#### [EXERCISE MATERIALS]
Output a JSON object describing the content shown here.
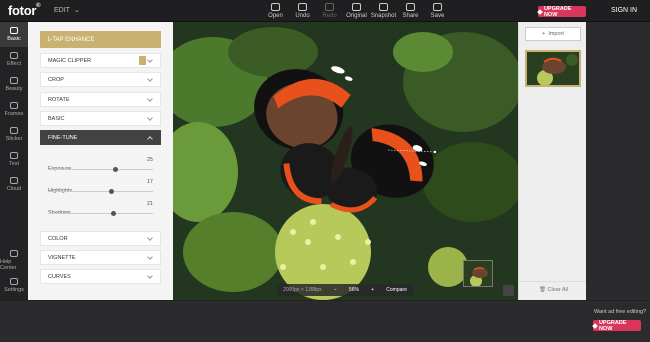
{
  "app": {
    "logo": "fotor",
    "edit_menu": "EDIT"
  },
  "toolbar": {
    "tools": [
      {
        "label": "Open",
        "icon": "open-icon"
      },
      {
        "label": "Undo",
        "icon": "undo-icon"
      },
      {
        "label": "Redo",
        "icon": "redo-icon",
        "disabled": true
      },
      {
        "label": "Original",
        "icon": "original-icon"
      },
      {
        "label": "Snapshot",
        "icon": "snapshot-icon"
      },
      {
        "label": "Share",
        "icon": "share-icon"
      },
      {
        "label": "Save",
        "icon": "save-icon"
      }
    ],
    "upgrade_label": "UPGRADE NOW",
    "signin_label": "SIGN IN"
  },
  "leftnav": {
    "items": [
      {
        "label": "Basic",
        "icon": "sliders-icon"
      },
      {
        "label": "Effect",
        "icon": "effect-icon"
      },
      {
        "label": "Beauty",
        "icon": "beauty-icon"
      },
      {
        "label": "Frames",
        "icon": "frames-icon"
      },
      {
        "label": "Sticker",
        "icon": "sticker-icon"
      },
      {
        "label": "Text",
        "icon": "text-icon"
      },
      {
        "label": "Cloud",
        "icon": "cloud-icon"
      }
    ],
    "bottom_items": [
      {
        "label": "Help Center",
        "icon": "help-icon"
      },
      {
        "label": "Settings",
        "icon": "gear-icon"
      }
    ]
  },
  "panel": {
    "one_tap": "1-TAP ENHANCE",
    "sections_top": [
      "MAGIC CLIPPER",
      "CROP",
      "ROTATE",
      "BASIC"
    ],
    "open_section": "FINE-TUNE",
    "sliders": [
      {
        "label": "Exposure",
        "value": "25",
        "level": 0.64
      },
      {
        "label": "Highlights",
        "value": "17",
        "level": 0.6
      },
      {
        "label": "Shadows",
        "value": "21",
        "level": 0.62
      }
    ],
    "sections_bottom": [
      "COLOR",
      "VIGNETTE",
      "CURVES"
    ]
  },
  "canvas": {
    "dimensions": "2000px × 1398px",
    "zoom": "56%",
    "compare_label": "Compare"
  },
  "rightpanel": {
    "import_label": "Import",
    "clear_label": "Clear All"
  },
  "footer": {
    "adfree_text": "Want ad free editing?",
    "upgrade_label": "UPGRADE NOW"
  },
  "colors": {
    "accent": "#c9b171",
    "upgrade": "#d8365b",
    "dark": "#2b2b2d"
  }
}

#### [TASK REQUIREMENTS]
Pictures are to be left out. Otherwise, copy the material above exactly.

#### [TASK ANSWER]
Output a JSON object describing the content shown here.
{
  "app": {
    "logo": "fotor",
    "edit_menu": "EDIT"
  },
  "toolbar": {
    "tools": [
      {
        "label": "Open",
        "icon": "open-icon"
      },
      {
        "label": "Undo",
        "icon": "undo-icon"
      },
      {
        "label": "Redo",
        "icon": "redo-icon",
        "disabled": true
      },
      {
        "label": "Original",
        "icon": "original-icon"
      },
      {
        "label": "Snapshot",
        "icon": "snapshot-icon"
      },
      {
        "label": "Share",
        "icon": "share-icon"
      },
      {
        "label": "Save",
        "icon": "save-icon"
      }
    ],
    "upgrade_label": "UPGRADE NOW",
    "signin_label": "SIGN IN"
  },
  "leftnav": {
    "items": [
      {
        "label": "Basic",
        "icon": "sliders-icon"
      },
      {
        "label": "Effect",
        "icon": "effect-icon"
      },
      {
        "label": "Beauty",
        "icon": "beauty-icon"
      },
      {
        "label": "Frames",
        "icon": "frames-icon"
      },
      {
        "label": "Sticker",
        "icon": "sticker-icon"
      },
      {
        "label": "Text",
        "icon": "text-icon"
      },
      {
        "label": "Cloud",
        "icon": "cloud-icon"
      }
    ],
    "bottom_items": [
      {
        "label": "Help Center",
        "icon": "help-icon"
      },
      {
        "label": "Settings",
        "icon": "gear-icon"
      }
    ]
  },
  "panel": {
    "one_tap": "1-TAP ENHANCE",
    "sections_top": [
      "MAGIC CLIPPER",
      "CROP",
      "ROTATE",
      "BASIC"
    ],
    "open_section": "FINE-TUNE",
    "sliders": [
      {
        "label": "Exposure",
        "value": "25",
        "level": 0.64
      },
      {
        "label": "Highlights",
        "value": "17",
        "level": 0.6
      },
      {
        "label": "Shadows",
        "value": "21",
        "level": 0.62
      }
    ],
    "sections_bottom": [
      "COLOR",
      "VIGNETTE",
      "CURVES"
    ]
  },
  "canvas": {
    "dimensions": "2000px × 1398px",
    "zoom": "56%",
    "compare_label": "Compare"
  },
  "rightpanel": {
    "import_label": "Import",
    "clear_label": "Clear All"
  },
  "footer": {
    "adfree_text": "Want ad free editing?",
    "upgrade_label": "UPGRADE NOW"
  },
  "colors": {
    "accent": "#c9b171",
    "upgrade": "#d8365b",
    "dark": "#2b2b2d"
  }
}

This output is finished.